• What the task requires: Scan the records for the word "glyph". Report each line where it occurs.

• Dataset:
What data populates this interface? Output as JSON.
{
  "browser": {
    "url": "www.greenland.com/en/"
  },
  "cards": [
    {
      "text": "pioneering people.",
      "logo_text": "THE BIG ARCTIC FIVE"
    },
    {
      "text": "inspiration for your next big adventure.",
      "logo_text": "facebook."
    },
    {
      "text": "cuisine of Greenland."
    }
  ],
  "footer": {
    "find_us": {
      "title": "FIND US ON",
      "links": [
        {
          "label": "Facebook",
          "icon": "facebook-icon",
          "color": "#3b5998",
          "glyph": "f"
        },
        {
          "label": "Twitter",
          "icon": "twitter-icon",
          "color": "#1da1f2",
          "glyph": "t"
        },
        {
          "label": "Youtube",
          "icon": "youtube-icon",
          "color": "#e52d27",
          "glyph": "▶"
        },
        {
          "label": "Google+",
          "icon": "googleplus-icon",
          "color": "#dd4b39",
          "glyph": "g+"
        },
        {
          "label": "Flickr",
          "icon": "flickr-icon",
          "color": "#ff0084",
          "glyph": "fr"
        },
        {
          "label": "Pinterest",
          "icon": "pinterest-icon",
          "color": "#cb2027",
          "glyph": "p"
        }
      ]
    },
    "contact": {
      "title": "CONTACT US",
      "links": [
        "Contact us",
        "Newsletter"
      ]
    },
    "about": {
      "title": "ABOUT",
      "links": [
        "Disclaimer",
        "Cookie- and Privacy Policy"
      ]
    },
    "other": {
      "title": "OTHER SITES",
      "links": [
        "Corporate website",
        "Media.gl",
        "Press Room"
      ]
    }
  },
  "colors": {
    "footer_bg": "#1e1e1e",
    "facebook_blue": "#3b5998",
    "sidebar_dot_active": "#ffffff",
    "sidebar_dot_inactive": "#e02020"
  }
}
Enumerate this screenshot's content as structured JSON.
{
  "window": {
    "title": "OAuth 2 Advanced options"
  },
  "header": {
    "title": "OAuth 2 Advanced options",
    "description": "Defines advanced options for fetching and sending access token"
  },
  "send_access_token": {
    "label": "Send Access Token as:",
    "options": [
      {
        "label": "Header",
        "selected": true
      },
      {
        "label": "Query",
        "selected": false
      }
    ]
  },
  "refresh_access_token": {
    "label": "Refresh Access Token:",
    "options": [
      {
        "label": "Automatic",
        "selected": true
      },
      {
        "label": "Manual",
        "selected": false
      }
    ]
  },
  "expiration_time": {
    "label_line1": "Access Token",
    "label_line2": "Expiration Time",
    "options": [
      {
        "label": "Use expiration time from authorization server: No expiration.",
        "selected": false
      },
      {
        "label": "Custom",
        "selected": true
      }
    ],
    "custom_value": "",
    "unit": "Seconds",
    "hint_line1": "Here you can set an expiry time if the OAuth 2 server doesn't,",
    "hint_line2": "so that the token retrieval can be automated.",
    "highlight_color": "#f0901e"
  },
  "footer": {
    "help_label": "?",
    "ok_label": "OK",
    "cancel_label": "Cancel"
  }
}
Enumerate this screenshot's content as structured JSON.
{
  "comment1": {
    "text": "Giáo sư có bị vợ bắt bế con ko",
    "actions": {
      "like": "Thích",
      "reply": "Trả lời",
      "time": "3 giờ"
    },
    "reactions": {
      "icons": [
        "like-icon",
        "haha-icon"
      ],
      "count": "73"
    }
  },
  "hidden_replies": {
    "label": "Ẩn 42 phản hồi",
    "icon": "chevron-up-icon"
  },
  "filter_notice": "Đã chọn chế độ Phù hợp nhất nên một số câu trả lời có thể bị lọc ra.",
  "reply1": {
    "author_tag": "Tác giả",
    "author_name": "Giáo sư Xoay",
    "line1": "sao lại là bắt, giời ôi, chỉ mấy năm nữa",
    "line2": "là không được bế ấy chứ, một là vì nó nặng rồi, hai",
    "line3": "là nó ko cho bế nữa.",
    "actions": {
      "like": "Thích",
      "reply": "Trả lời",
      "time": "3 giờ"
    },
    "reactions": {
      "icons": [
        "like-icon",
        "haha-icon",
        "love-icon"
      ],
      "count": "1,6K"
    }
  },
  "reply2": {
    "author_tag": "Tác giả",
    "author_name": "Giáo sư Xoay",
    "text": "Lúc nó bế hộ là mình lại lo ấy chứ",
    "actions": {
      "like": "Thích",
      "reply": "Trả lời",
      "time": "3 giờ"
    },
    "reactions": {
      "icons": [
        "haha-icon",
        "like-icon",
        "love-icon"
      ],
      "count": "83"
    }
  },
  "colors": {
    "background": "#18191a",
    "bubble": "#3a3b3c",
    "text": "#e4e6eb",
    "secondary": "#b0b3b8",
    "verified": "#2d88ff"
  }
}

• Finished task:
          "glyph": "f"
          "glyph": "t"
          "glyph": "▶"
          "glyph": "g+"
          "glyph": "fr"
          "glyph": "p"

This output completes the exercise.